The EPA gives you a very clear idea of what fuel will cost on EVERY new vehicle sold, including EVs, just look at the sticker. They also have an MPGe (MPG equivalent) which is based on a specific power cost and gas cost. Of course it varies, I pay 15 cents net/kWh and gas is $3.25/gal. My vehicle goes 4.5 miles on 1 kWh of power (on average) and assuming my charging circuit is 90% efficient that means I am paying roughly 4 cents in electricity to travel 1 mile. Over 1000 miles/mo that is $40 in power. If your gas vehicle averages 30mpg and you pay $3.25/gal then you would be pay $108/mo to travel the same distance.
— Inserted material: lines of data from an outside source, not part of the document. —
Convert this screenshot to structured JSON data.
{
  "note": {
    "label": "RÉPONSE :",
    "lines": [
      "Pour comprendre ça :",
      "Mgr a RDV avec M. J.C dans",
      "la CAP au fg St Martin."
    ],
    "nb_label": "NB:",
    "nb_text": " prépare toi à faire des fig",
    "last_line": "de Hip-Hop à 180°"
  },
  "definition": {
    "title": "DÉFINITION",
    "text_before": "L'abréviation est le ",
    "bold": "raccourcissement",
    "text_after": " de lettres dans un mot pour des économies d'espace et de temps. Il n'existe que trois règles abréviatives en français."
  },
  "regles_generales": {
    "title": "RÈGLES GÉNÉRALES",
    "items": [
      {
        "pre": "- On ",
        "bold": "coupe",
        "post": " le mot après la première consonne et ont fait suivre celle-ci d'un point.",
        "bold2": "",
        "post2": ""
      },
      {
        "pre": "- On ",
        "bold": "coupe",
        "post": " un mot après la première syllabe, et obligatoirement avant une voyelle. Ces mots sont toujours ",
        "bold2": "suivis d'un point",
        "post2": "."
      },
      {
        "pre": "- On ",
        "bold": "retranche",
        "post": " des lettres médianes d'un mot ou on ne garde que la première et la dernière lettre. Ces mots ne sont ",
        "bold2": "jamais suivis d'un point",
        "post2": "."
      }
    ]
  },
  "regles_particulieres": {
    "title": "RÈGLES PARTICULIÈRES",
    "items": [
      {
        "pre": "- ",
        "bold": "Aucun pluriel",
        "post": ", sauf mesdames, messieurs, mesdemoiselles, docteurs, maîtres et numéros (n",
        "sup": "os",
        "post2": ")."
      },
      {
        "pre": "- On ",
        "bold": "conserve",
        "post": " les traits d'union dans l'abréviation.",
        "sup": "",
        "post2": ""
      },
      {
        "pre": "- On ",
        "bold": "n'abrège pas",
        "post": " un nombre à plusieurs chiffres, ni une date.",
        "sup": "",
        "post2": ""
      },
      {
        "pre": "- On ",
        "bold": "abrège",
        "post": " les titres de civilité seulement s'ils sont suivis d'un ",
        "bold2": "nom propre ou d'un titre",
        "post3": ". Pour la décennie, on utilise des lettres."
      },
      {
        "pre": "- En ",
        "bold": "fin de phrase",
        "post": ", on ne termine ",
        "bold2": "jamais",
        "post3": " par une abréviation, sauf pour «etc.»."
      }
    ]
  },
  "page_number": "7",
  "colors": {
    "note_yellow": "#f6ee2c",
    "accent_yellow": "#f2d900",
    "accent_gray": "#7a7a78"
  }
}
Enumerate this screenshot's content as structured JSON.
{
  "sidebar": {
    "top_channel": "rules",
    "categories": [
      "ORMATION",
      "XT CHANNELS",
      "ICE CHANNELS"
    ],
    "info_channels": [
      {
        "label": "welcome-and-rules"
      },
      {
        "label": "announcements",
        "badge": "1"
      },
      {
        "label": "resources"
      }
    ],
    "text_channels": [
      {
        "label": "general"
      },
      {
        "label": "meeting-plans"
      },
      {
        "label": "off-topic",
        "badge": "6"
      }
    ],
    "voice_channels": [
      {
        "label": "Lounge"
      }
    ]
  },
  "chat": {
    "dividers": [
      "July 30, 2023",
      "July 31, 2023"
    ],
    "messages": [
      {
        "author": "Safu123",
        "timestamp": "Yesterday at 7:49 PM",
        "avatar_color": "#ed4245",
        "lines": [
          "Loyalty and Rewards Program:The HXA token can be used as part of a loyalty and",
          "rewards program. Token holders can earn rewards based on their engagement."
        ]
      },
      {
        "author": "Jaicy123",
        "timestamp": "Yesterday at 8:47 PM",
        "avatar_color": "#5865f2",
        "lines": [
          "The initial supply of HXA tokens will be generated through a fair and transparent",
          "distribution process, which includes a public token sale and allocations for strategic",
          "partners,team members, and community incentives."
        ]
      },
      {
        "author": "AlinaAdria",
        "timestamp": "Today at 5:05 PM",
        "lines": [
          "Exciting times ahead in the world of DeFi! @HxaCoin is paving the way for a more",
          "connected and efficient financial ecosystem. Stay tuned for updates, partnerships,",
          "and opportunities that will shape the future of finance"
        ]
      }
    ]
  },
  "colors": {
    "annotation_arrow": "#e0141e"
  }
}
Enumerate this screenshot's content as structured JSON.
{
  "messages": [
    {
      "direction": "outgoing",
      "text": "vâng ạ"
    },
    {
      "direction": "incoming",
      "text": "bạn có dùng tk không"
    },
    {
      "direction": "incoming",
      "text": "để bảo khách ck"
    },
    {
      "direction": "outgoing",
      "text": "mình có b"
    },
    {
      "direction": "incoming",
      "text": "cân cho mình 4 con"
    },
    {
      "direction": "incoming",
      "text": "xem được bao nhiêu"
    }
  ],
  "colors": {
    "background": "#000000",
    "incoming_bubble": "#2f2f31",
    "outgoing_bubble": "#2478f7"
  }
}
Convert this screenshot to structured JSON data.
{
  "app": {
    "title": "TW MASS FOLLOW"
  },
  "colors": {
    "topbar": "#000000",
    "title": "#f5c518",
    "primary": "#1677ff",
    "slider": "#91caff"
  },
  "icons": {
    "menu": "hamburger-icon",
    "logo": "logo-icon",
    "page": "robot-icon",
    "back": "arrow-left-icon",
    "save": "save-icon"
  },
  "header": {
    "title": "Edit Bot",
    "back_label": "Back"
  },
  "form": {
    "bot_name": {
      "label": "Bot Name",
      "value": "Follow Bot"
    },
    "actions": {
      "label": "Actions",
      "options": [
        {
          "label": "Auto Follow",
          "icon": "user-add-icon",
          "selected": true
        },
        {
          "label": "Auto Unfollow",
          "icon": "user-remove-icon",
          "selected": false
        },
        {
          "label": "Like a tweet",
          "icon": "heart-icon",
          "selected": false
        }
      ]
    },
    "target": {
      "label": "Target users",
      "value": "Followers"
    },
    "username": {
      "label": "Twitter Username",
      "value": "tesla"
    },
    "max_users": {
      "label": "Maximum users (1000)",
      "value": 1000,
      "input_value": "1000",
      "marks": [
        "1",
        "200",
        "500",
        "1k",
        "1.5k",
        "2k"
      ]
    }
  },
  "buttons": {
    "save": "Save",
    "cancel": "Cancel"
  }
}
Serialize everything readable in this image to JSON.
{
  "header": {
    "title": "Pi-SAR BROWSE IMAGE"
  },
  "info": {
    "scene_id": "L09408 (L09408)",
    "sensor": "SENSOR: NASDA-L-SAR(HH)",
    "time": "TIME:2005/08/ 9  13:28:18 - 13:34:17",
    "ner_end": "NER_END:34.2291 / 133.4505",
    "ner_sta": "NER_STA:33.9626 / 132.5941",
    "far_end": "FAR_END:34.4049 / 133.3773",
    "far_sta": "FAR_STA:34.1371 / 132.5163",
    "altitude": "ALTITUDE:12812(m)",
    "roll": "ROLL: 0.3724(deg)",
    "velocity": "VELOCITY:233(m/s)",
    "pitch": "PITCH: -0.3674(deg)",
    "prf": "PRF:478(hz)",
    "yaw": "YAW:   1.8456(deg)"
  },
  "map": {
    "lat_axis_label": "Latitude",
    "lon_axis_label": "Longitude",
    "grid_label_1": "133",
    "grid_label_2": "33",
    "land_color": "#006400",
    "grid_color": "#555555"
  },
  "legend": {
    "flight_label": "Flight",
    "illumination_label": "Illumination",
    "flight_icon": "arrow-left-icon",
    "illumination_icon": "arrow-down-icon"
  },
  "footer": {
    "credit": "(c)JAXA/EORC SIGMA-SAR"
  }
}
Imagine going on a road trip where it only takes 10 minutes to recharge your EV. Most EV's on the road today can be purchased with fast charge capability using DC charging stations. Not that I'm interested in taking my EV on an extended road trip when rental car companies are happy to let me rent one of their vehicles to rack up lots of miles in a few days.
There are no "hidden costs", you lease them just like any other vehicle. You can put nothing down, you can get a lease for 10k miles/yr or 12k or 15k or 20k. WIth the subsidies in California you can be paying NET less than $100/mo for your lease, no money down, and getting the equivalent of > 100mpg (more or less depending on your cost of electricity, free for some, more expensive for others). At 1000 miles/mo and using 100mpge at $3.25/gal the cost per mile is about 13 cents. While you amortized the purchase price of your car over 200k miles you neglected repair and maintenance costs. For a new EV those are approx $0 over the 3 year 36k mile lease. The scheduled maintenance on my EV consists of rotating the tires over the first 36k miles. Over your 200k miles you will be paying for a lot of tires, oil changes, brakes, transmissions, belts, batteries,
... Add about another 10 cents/mile for those costs.
"Besides most electric batteries require more than 120 AC voltage to charge." Name one Every EV I'm aware of is fully capable of being charged using a 120VAC outlet.
Educate people on the benefits of a VPN connection
It was an ultimatum from Apple, accept our terms or your music won't be on our service. They negotiated from a position of power, they ran into an artist who also has power and not only didn't accept Apple's ultimatum but brought to bear the power of public opinion and succeeded in changing Apple's position. She deserves a lot of credit for doing what she did.
Having the legal right to do something does not mean people don't have the right to protest. Taylor Swift spoke up and Apple changed. A much better approach than your suggestion that people just STFU.
The terms of the loan spell out the consequences for defaulting. You will have to give back the house and depending on what state you live in you can either then wash your hands of the remaining amount owed or will owe the difference between what the lender can sell the house for and what you owed. With a student loan the lender can't repossess your education so student loan contracts specify that you can't abrogate the debt. If you don't like the terms, don't borrow the money.